The Homeland Security Exercise and Evaluation Program (HSEEP) provides a set of guiding
principles for exercise programs, as well as a common approach to exercise program
management, design and development, conduct, evaluation, and improvement planning.
Exercises are a key component of national preparedness—they provide elected and appointed
officials and stakeholders from across the whole community with the opportunity to shape
planning, assess and validate capabilities, and address areas for improvement.
Through the use of HSEEP, exercise program managers can develop, execute, and evaluate
exercises that address the priorities established by an organization’s leaders. These priorities are
based on the National Preparedness Goal, strategy documents, threat and hazard
identification/risk assessment processes, capability assessments, and the results from previous
exercises and real-world events. These priorities guide the overall direction of a progressive
exercise program, where individual exercises are anchored to a common set of priorities or
objectives and build toward an increasing level of complexity over time. Accordingly, these
priorities guide the design and development of individual exercises, as planners identify exercise
objectives and align them to core capabilities.
In this way, the use of HSEEP—in line with the National Preparedness Goal and the National Preparedness System—supports efforts across the whole community that improve our national capacity to build, sustain, and deliver core capabilities for evaluation during the exercise.
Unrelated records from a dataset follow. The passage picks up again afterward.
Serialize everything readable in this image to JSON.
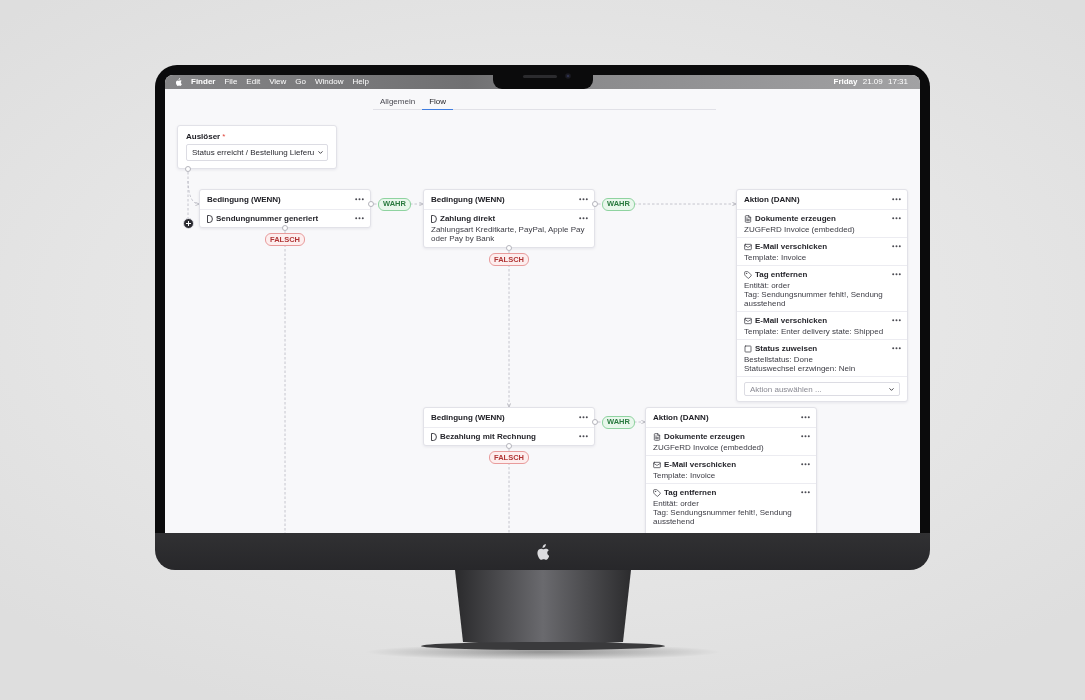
{
  "menu_bar": {
    "app_name": "Finder",
    "menus": [
      "File",
      "Edit",
      "View",
      "Go",
      "Window",
      "Help"
    ],
    "clock": "**Friday** 21.09 17:31"
  },
  "tabs": [
    {
      "label": "Allgemein",
      "selected": false
    },
    {
      "label": "Flow",
      "selected": true
    }
  ],
  "trigger": {
    "label": "Auslöser",
    "required_mark": "*",
    "select": {
      "value": "Status erreicht / Bestellung Lieferu"
    }
  },
  "conditions": [
    {
      "title": "Bedingung (WENN)",
      "rules": [
        {
          "name": "Sendungnummer generiert"
        }
      ],
      "true_label": "WAHR",
      "false_label": "FALSCH"
    },
    {
      "title": "Bedingung (WENN)",
      "rules": [
        {
          "name": "Zahlung direkt",
          "details": "Zahlungsart Kreditkarte, PayPal, Apple Pay oder Pay by Bank"
        }
      ],
      "true_label": "WAHR",
      "false_label": "FALSCH"
    },
    {
      "title": "Bedingung (WENN)",
      "rules": [
        {
          "name": "Bezahlung mit Rechnung"
        }
      ],
      "true_label": "WAHR",
      "false_label": "FALSCH"
    }
  ],
  "actions": [
    {
      "title": "Aktion (DANN)",
      "items": [
        {
          "kind": "documents",
          "name": "Dokumente erzeugen",
          "details": [
            "ZUGFeRD Invoice (embedded)"
          ]
        },
        {
          "kind": "email",
          "name": "E-Mail verschicken",
          "details": [
            "Template: Invoice"
          ]
        },
        {
          "kind": "tag",
          "name": "Tag entfernen",
          "details": [
            "Entität: order",
            "Tag: Sendungsnummer fehlt!, Sendung ausstehend"
          ]
        },
        {
          "kind": "email",
          "name": "E-Mail verschicken",
          "details": [
            "Template: Enter delivery state: Shipped"
          ]
        },
        {
          "kind": "status",
          "name": "Status zuweisen",
          "details": [
            "Bestellstatus: Done",
            "Statuswechsel erzwingen: Nein"
          ]
        }
      ],
      "select": {
        "placeholder": "Aktion auswählen ..."
      }
    },
    {
      "title": "Aktion (DANN)",
      "items": [
        {
          "kind": "documents",
          "name": "Dokumente erzeugen",
          "details": [
            "ZUGFeRD Invoice (embedded)"
          ]
        },
        {
          "kind": "email",
          "name": "E-Mail verschicken",
          "details": [
            "Template: Invoice"
          ]
        },
        {
          "kind": "tag",
          "name": "Tag entfernen",
          "details": [
            "Entität: order",
            "Tag: Sendungsnummer fehlt!, Sendung ausstehend"
          ]
        }
      ]
    }
  ]
}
Exercise evaluation assesses the ability to meet exercise objectives and capabilities by documenting strengths, areas for improvement, core capability performance, and corrective actions in an After-Action Report/Improvement Plan (AAR/IP). Through improvement planning, organizations take the corrective actions needed to improve plans, build.